Virtualization in SANs

One of the major promises of the SAN architecture is the simplification of storage management. A SAN offers a many-to-many linkage of servers with storage. The concept is very simple: If a server needs more storage, it just accesses more from the SAN. If multiple servers need to access the same data, they can point to the same copy on the SAN.

In actuality, realizing the true benefits of SANs requires storage virtualization technologies that separate the physical location and specifics of the storage from the logical presentation of storage to the server. With virtualization, the SAN can represent a pool of spare storage available for servers that need it. Without virtualization, you still need to specifically allocate and track each server's storage.

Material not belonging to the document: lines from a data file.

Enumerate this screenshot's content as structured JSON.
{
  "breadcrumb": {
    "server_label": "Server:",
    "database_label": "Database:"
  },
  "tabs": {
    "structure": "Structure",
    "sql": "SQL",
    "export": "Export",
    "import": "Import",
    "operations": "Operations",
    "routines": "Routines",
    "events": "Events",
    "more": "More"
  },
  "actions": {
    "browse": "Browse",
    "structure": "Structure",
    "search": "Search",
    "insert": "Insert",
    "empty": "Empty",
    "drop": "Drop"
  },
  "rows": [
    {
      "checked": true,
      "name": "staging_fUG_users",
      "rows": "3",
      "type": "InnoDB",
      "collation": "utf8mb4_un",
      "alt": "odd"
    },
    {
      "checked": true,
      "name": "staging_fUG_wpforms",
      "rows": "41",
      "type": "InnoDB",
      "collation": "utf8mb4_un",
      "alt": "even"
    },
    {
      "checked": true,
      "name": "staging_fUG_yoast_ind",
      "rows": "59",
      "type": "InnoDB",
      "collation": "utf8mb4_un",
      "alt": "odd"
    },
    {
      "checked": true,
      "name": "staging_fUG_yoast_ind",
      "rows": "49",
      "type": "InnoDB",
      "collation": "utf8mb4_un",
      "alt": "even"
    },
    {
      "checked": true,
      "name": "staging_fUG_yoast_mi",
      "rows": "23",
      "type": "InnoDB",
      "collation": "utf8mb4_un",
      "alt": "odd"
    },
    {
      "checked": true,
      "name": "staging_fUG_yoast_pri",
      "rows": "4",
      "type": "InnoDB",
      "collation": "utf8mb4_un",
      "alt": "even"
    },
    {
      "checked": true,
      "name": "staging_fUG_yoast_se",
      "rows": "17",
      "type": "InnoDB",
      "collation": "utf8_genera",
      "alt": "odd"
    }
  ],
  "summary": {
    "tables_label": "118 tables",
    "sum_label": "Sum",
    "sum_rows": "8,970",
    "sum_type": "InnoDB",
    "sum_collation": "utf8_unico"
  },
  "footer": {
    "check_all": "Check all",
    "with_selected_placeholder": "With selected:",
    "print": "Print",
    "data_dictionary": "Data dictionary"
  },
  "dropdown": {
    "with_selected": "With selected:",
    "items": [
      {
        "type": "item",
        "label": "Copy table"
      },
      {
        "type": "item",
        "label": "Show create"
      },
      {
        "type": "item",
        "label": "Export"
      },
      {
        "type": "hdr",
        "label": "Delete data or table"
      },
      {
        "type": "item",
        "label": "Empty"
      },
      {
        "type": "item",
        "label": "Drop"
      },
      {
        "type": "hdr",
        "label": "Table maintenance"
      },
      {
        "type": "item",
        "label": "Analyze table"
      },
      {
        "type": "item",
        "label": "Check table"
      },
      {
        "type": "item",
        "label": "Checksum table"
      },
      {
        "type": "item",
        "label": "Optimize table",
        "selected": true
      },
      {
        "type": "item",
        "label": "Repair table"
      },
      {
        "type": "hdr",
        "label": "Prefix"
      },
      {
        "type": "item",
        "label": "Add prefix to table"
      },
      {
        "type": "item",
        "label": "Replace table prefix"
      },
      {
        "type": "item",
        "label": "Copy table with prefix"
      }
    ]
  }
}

This is why the storage virtualization discussion becomes so critical in the SAN space. There are many approaches to virtualization in a SAN, some evolving from open systems virtualization methods and others designed as new approaches in the SAN hardware itself. Discussions and articles about SAN-based virtualization typically center on where and how virtualization takes place. Does it occur in distributed, server-based software? Does it occur in an appliance in the data path (in-band virtualization) or in a SAN hardware component, or even a storage device? What are the performance and management implications of each approach?

Before delving into these issues, let's look at what you should expect from SAN-based virtualization. Whether you're implementing a SAN now or planning one for the future, having a good understanding of the possibilities and your expectations can help you choose between the many alternatives and cut through the vendor noise in the market.

Centralized management: The SAN should simplify storage management, not make it more complex. A SAN virtualization solution should be able to discover what storage is available on the SAN automatically (discovery and inventory reporting) and simplify the process of mapping physical storage to logical storage.

Capacity reporting for logical devices: The virtualization solution should be able to monitor capacity of the logical devices throughout the SAN as well as actual storage usage for various applications and servers.

Policy-based management: The virtualization layer should simplify management though policy- and event-based management. Administrators define acceptable boundaries and specific alerts or actions to take when performance or status exceeds tolerance levels.

Provisioning: Virtualization should make it very easy to allocate storage to servers and applications, grouping storage resources and allocating storage quickly and easily.

Security: Virtualization cannot compromise security. The virtualization environment must be able to provide secure ownership of storage without another server corrupting data. LUN masking and data-path zoning are two approaches to ensuring secure access to arrays and tape devices.

Multi-vendor support: If we have learned anything from the client/server experience, it is that locking in to a single vendor, whether for software or hardware, is nearly impossible and probably undesirable. A SAN should be able to support both servers and storage equipment from multiple vendors, leaving you free to swap or upgrade storage and devices as necessary.

Data sharing: If you need the ability to consolidate storage in the SAN, with multiple hosts accessing the same copy of the data, then you need data-sharing capabilities within the SAN. These can be at the file-system level (shared file systems) or at a volume level for database or other non-file-system data.

The main benefits (simplified management and access to storage) are similar in both SAN and traditional storage architectures. Delivering these benefits in a SAN environment, with its many-to-many connections between servers and storage devices, is a challenge. This is the topic for the next article in this series, which discusses more of the details of virtualization within a SAN.

John Maxwell is vice president of product marketing at Veritas Software (www.veritas.com) in Mountain View, CA.

This article was originally published on October 01, 2001